American Sculptor, 1871-1922,was the sculptor of the Ulysses S. Grant Memorial in Washington, D.C. Shrady was born in New York City. His father, George Shrady, was one of the physicians who attended former president Ulysses S. Grant during the struggle with throat cancer that led to his death on July 23, 1885. Shrady graduated from Columbia University in 1894 and spent one year thereafter at Columbia's law school. He left law school to join with his brother-in-law, Jay Gould (son of millionaire Edwin Gould, the financier), at the Continental Match Company. The company failed and Shrady contracted typhoid fever which diverted him forever from the business world. His recuperation left spare time to pursue a growing interest in art. Shrady's wife, Harrie Moore, submitted some of his paintings to an exhibition of the National Academy of Design without his knowledge and they sold quickly.
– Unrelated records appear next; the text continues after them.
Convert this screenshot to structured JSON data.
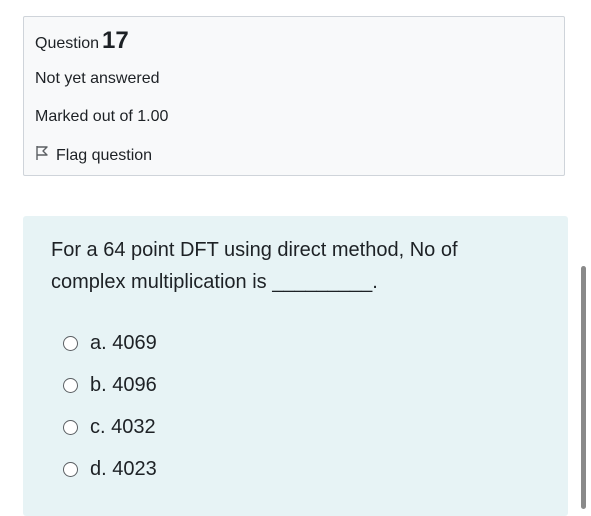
{
  "info": {
    "question_label": "Question",
    "question_number": "17",
    "status": "Not yet answered",
    "grade": "Marked out of 1.00",
    "flag_label": "Flag question"
  },
  "question": {
    "text": "For a 64 point DFT using direct method, No of complex multiplication is _________."
  },
  "answers": [
    {
      "label": "a. 4069"
    },
    {
      "label": "b. 4096"
    },
    {
      "label": "c. 4032"
    },
    {
      "label": "d. 4023"
    }
  ],
  "colors": {
    "info_bg": "#f8f9fa",
    "content_bg": "#e7f3f5",
    "text": "#1d2125"
  }
}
He then began to teach himself sculpture using zoo animals and his pets as models. Shrady and architect William Casey Pearce won the competition to build the Ulysses S. Grant Memorial in 1902. In the twelve years Shrady spent executing the memorial, he studied biology at the American Museum of Natural History and dissected horses to gain a better understanding of animal anatomy. Mary Beale
English Baroque Era Painter, 1633-1699
was an English portrait painter. She became one of the most important portrait painters of 17th century England, and has been described as the first professional female English painter. Beale was born in Barrow, Suffolk, the daughter of John Cradock, a Puritan rector. Her mother, Dorothy, died when she was 10. She married Charles Beale, a cloth merchant from London, in 1652, at the age of 18. Her father and her husband were both amateur painters, her father being a member of the Painter-Stainers' Company, and she was acquainted with local local artists, such as Nathaniel Thach, Matthew Snelling, Robert Walker and Peter Lely. She became a semi-professional portrait painter in the 1650s and 1660s, working from her home, first in Covent Garden and later in Fleet Street. The family moved to a farmhouse in Allbrook, Hampshire in 1665 due to financial difficulties, her husband having lost his position as a clerk of patents, and also due to the Great Plague in London. For the next five years, a 17th-century two storey timber-framed building was her family home and studio. She returned to London in 1670, where she established a studio in Pall Mall, with her husband working as her assistant, mixing her paints and keeping her accounts. She became successful, and her circle of friends included Thomas Flatman, poet Samuel Woodford, Archbishop of Canterbury John Tillotson, and Bishops Edward Stillingfleet and Gilbert Burnet. She became reacquainted with Peter Lely, now Court Artist to Charles II. Her later work is heavily influenced by Lely, being mainly small portraits or copies of Lely's work. Her work became unfashionable after his death in 1680.